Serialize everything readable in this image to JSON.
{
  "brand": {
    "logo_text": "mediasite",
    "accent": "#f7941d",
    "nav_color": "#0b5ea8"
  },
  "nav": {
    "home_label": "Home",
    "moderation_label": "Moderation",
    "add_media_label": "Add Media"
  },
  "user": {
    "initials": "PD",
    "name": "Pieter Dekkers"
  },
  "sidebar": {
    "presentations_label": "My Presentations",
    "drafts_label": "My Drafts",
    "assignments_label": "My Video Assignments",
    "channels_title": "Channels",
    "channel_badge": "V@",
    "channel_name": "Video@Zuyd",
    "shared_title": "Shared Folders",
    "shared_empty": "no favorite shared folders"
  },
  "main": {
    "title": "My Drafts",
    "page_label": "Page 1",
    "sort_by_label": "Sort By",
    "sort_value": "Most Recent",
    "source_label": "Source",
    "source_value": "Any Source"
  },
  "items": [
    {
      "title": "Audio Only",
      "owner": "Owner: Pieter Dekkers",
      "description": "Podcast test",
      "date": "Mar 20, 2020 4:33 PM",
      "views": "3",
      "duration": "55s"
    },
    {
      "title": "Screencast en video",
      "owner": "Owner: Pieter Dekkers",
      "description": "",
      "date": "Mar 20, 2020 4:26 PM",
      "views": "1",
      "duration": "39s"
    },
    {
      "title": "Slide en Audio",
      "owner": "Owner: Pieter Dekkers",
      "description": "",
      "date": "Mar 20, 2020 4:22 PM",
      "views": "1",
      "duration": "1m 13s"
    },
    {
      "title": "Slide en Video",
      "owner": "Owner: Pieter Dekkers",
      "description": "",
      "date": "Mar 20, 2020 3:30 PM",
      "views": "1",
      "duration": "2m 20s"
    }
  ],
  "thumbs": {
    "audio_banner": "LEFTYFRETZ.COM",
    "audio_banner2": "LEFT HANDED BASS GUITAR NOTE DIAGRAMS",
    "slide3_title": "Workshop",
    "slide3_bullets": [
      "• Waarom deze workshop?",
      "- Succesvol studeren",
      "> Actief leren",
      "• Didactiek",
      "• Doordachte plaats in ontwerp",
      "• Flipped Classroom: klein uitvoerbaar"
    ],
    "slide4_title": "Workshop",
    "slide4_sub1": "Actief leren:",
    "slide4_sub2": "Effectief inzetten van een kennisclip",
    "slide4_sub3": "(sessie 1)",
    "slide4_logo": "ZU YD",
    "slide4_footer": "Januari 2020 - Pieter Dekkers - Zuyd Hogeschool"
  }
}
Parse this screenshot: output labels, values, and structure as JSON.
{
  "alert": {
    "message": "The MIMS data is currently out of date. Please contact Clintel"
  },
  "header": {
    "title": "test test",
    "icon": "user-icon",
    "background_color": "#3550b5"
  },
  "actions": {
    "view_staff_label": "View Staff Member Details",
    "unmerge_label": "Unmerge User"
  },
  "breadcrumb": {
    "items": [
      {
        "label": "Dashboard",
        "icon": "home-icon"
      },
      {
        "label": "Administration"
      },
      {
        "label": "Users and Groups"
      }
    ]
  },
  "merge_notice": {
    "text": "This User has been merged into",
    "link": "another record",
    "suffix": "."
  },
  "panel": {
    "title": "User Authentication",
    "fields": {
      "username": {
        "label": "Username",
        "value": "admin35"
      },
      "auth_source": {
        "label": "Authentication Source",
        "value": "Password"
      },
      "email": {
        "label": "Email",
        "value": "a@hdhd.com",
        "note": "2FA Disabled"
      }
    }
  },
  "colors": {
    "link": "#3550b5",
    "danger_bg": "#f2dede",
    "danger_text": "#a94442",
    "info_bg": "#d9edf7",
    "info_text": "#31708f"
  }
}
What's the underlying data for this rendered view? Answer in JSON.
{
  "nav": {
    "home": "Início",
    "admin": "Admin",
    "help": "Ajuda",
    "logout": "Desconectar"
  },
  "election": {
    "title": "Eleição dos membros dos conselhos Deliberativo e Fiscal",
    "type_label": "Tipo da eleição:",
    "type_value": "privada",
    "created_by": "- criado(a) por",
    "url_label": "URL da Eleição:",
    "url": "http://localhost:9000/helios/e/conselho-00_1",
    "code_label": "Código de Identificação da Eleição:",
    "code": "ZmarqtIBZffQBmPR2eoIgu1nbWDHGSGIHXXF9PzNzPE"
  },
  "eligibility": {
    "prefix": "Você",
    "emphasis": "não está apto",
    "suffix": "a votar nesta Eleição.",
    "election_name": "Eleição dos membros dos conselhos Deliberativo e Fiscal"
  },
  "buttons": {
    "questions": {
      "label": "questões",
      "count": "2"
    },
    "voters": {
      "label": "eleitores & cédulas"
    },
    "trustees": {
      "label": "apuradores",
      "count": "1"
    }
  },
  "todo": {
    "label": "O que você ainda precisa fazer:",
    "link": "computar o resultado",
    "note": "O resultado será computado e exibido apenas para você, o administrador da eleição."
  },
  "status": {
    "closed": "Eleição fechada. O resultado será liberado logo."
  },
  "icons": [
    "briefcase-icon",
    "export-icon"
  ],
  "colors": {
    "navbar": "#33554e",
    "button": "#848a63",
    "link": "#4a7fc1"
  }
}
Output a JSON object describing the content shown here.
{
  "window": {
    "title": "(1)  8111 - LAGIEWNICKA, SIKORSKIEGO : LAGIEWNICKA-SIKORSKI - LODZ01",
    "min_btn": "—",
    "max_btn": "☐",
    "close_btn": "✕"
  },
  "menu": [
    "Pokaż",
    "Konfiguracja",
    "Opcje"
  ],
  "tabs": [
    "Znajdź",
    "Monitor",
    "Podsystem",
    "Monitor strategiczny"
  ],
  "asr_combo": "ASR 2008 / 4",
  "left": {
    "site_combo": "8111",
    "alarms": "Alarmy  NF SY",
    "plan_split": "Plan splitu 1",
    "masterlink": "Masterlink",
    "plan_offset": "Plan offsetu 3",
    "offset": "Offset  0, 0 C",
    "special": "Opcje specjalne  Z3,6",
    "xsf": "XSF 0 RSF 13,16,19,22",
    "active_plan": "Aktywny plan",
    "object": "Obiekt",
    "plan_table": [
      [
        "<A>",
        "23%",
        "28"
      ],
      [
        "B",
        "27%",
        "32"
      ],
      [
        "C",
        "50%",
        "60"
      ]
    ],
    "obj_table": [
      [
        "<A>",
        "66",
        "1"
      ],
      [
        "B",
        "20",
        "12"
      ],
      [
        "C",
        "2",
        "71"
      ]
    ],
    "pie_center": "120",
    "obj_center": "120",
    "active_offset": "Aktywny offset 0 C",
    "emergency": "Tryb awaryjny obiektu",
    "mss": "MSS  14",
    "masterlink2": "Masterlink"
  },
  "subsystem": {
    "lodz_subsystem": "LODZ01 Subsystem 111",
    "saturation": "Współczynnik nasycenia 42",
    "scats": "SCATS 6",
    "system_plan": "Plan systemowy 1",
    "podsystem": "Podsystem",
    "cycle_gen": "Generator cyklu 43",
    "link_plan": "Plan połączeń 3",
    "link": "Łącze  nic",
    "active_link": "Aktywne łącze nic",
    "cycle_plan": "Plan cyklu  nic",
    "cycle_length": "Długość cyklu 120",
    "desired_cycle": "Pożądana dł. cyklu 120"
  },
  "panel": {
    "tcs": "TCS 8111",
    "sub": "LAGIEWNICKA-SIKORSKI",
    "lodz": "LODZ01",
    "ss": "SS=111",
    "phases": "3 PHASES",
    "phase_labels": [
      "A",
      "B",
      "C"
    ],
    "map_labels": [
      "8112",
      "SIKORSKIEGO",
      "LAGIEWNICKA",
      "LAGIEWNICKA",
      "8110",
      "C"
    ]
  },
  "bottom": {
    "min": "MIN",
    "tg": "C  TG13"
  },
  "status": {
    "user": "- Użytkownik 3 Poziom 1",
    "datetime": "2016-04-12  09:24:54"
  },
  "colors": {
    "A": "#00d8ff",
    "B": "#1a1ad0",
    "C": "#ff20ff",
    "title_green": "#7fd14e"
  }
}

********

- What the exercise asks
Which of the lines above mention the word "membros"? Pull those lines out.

- Answer section
    "title": "Eleição dos membros dos conselhos Deliberativo e Fiscal",
    "election_name": "Eleição dos membros dos conselhos Deliberativo e Fiscal"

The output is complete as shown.